The following article is from The Great Soviet Encyclopedia (1979). It might be outdated or ideologically biased.

Ćosić, Branimir


Born Nov. 13, 1903, in Štitar; died Jan. 29, 1934, in Belgrade. Serbian writer.

Ćosić studied law, literary history, and art history in Belgrade, Lausanne, and Paris. He was the author of the well known collections Stories of Bošković (1924), The Egyptian Woman and Other Stories (1927), and Like the Waters That Flowed (1933). In his early short stories and in his early novels Sabbath (1925) and The Two Kingdoms (1928), Ćosić wrote in the tradition of Serbian realism while dealing with moral questions from the viewpoint of idealist ethics. In the early 1930’s, under the influence of the progressive literary movement called social literature, he adopted a sharply critical attitude toward bourgeois society. This attitude is evident in Ćosić’s novel The Mowed Field (1934; Russian translation, 1957), which is one of the best works of Serbian prose written in the period between the two world wars.

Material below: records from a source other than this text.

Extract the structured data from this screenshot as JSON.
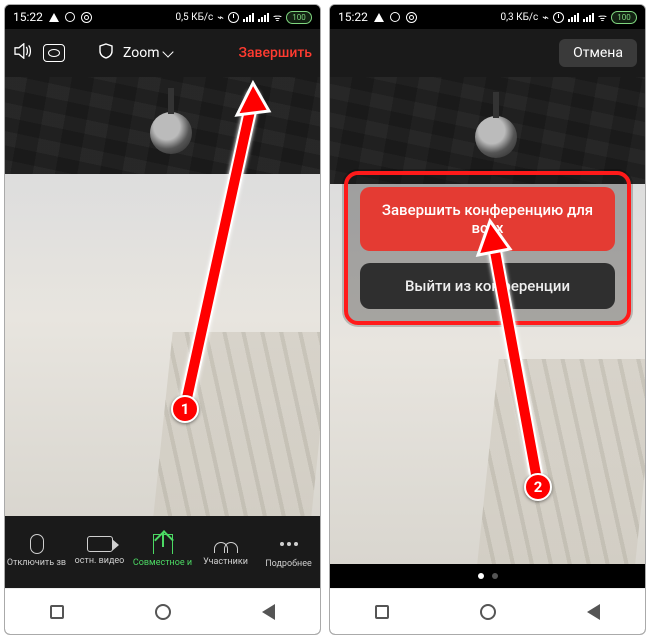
{
  "status": {
    "time": "15:22",
    "data_rate_left": "0,5 КБ/с",
    "data_rate_right": "0,3 КБ/с",
    "battery": "100"
  },
  "zoom": {
    "title": "Zoom",
    "end_label": "Завершить",
    "cancel_label": "Отмена"
  },
  "toolbar": {
    "mute": "Отключить зв",
    "video": "остн. видео",
    "share": "Совместное и",
    "participants": "Участники",
    "more": "Подробнее"
  },
  "popup": {
    "end_all": "Завершить конференцию для всех",
    "leave": "Выйти из конференции"
  },
  "badges": {
    "one": "1",
    "two": "2"
  }
}
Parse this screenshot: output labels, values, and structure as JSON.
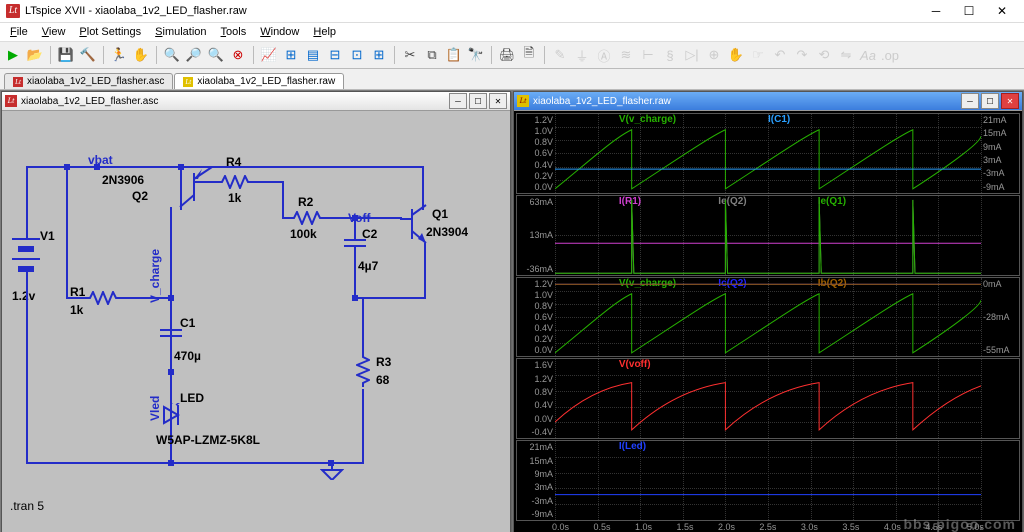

Deset pisaca—deset razgovora. Belgrade, 1931.
Kroz knjige i književnost. Belgrade, 1937.


Gligorić, V. “B. Ćosić.” In his Ogledi i studije. Belgrade, 1965.
Finci, E. “Književni put B. Ćosića.” In Književnost izmeću dva rata, vol. 2. Belgrade, 1966.
The Great Soviet Encyclopedia, 3rd Edition (1970-1979). © 2010 The Gale Group, Inc. All rights reserved.